> [RAW DATA]
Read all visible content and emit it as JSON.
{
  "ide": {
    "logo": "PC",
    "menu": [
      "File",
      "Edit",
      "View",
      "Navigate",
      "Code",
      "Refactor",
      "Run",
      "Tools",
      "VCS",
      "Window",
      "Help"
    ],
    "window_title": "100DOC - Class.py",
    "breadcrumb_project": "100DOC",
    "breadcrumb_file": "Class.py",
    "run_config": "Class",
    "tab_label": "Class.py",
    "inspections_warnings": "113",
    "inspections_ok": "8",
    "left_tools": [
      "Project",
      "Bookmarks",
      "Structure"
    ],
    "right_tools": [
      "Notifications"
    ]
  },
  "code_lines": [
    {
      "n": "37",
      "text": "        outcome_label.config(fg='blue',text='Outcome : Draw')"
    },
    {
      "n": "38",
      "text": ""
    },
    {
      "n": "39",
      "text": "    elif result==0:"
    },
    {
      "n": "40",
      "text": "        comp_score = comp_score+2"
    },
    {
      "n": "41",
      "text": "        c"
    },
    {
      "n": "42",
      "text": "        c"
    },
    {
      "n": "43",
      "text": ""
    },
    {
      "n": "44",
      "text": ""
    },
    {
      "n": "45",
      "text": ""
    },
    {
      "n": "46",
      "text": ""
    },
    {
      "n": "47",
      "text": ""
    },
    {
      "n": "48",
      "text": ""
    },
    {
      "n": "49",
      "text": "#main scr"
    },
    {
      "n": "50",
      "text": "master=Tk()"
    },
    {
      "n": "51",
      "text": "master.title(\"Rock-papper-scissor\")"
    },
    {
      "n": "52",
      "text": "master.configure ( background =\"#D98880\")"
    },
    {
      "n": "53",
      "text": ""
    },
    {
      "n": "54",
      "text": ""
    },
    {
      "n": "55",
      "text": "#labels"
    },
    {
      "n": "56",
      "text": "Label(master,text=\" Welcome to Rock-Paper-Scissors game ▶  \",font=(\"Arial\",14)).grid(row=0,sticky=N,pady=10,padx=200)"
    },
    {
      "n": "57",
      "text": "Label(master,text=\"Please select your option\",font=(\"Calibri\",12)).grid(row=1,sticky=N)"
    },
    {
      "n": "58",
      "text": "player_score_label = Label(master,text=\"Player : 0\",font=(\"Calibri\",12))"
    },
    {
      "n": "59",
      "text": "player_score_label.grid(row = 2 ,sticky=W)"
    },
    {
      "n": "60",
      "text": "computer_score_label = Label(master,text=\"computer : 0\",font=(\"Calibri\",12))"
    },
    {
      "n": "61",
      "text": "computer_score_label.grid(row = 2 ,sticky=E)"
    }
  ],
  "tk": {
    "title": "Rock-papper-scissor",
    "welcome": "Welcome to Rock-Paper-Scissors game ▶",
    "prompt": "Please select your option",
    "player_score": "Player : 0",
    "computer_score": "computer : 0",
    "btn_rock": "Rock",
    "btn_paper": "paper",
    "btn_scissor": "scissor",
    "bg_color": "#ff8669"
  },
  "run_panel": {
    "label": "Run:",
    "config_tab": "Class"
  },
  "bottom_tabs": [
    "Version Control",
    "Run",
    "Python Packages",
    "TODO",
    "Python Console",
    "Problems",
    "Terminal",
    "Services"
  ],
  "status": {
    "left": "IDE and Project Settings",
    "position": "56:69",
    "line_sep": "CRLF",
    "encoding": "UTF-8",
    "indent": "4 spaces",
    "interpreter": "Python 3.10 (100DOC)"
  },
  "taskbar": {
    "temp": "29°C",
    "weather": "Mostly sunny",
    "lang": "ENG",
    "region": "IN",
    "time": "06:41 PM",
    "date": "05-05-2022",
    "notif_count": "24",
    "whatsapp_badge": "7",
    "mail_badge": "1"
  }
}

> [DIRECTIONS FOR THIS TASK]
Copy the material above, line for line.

> [ANSWER BOX]
Read all visible content and emit it as JSON.
{
  "ide": {
    "logo": "PC",
    "menu": [
      "File",
      "Edit",
      "View",
      "Navigate",
      "Code",
      "Refactor",
      "Run",
      "Tools",
      "VCS",
      "Window",
      "Help"
    ],
    "window_title": "100DOC - Class.py",
    "breadcrumb_project": "100DOC",
    "breadcrumb_file": "Class.py",
    "run_config": "Class",
    "tab_label": "Class.py",
    "inspections_warnings": "113",
    "inspections_ok": "8",
    "left_tools": [
      "Project",
      "Bookmarks",
      "Structure"
    ],
    "right_tools": [
      "Notifications"
    ]
  },
  "code_lines": [
    {
      "n": "37",
      "text": "        outcome_label.config(fg='blue',text='Outcome : Draw')"
    },
    {
      "n": "38",
      "text": ""
    },
    {
      "n": "39",
      "text": "    elif result==0:"
    },
    {
      "n": "40",
      "text": "        comp_score = comp_score+2"
    },
    {
      "n": "41",
      "text": "        c"
    },
    {
      "n": "42",
      "text": "        c"
    },
    {
      "n": "43",
      "text": ""
    },
    {
      "n": "44",
      "text": ""
    },
    {
      "n": "45",
      "text": ""
    },
    {
      "n": "46",
      "text": ""
    },
    {
      "n": "47",
      "text": ""
    },
    {
      "n": "48",
      "text": ""
    },
    {
      "n": "49",
      "text": "#main scr"
    },
    {
      "n": "50",
      "text": "master=Tk()"
    },
    {
      "n": "51",
      "text": "master.title(\"Rock-papper-scissor\")"
    },
    {
      "n": "52",
      "text": "master.configure ( background =\"#D98880\")"
    },
    {
      "n": "53",
      "text": ""
    },
    {
      "n": "54",
      "text": ""
    },
    {
      "n": "55",
      "text": "#labels"
    },
    {
      "n": "56",
      "text": "Label(master,text=\" Welcome to Rock-Paper-Scissors game ▶  \",font=(\"Arial\",14)).grid(row=0,sticky=N,pady=10,padx=200)"
    },
    {
      "n": "57",
      "text": "Label(master,text=\"Please select your option\",font=(\"Calibri\",12)).grid(row=1,sticky=N)"
    },
    {
      "n": "58",
      "text": "player_score_label = Label(master,text=\"Player : 0\",font=(\"Calibri\",12))"
    },
    {
      "n": "59",
      "text": "player_score_label.grid(row = 2 ,sticky=W)"
    },
    {
      "n": "60",
      "text": "computer_score_label = Label(master,text=\"computer : 0\",font=(\"Calibri\",12))"
    },
    {
      "n": "61",
      "text": "computer_score_label.grid(row = 2 ,sticky=E)"
    }
  ],
  "tk": {
    "title": "Rock-papper-scissor",
    "welcome": "Welcome to Rock-Paper-Scissors game ▶",
    "prompt": "Please select your option",
    "player_score": "Player : 0",
    "computer_score": "computer : 0",
    "btn_rock": "Rock",
    "btn_paper": "paper",
    "btn_scissor": "scissor",
    "bg_color": "#ff8669"
  },
  "run_panel": {
    "label": "Run:",
    "config_tab": "Class"
  },
  "bottom_tabs": [
    "Version Control",
    "Run",
    "Python Packages",
    "TODO",
    "Python Console",
    "Problems",
    "Terminal",
    "Services"
  ],
  "status": {
    "left": "IDE and Project Settings",
    "position": "56:69",
    "line_sep": "CRLF",
    "encoding": "UTF-8",
    "indent": "4 spaces",
    "interpreter": "Python 3.10 (100DOC)"
  },
  "taskbar": {
    "temp": "29°C",
    "weather": "Mostly sunny",
    "lang": "ENG",
    "region": "IN",
    "time": "06:41 PM",
    "date": "05-05-2022",
    "notif_count": "24",
    "whatsapp_badge": "7",
    "mail_badge": "1"
  }
}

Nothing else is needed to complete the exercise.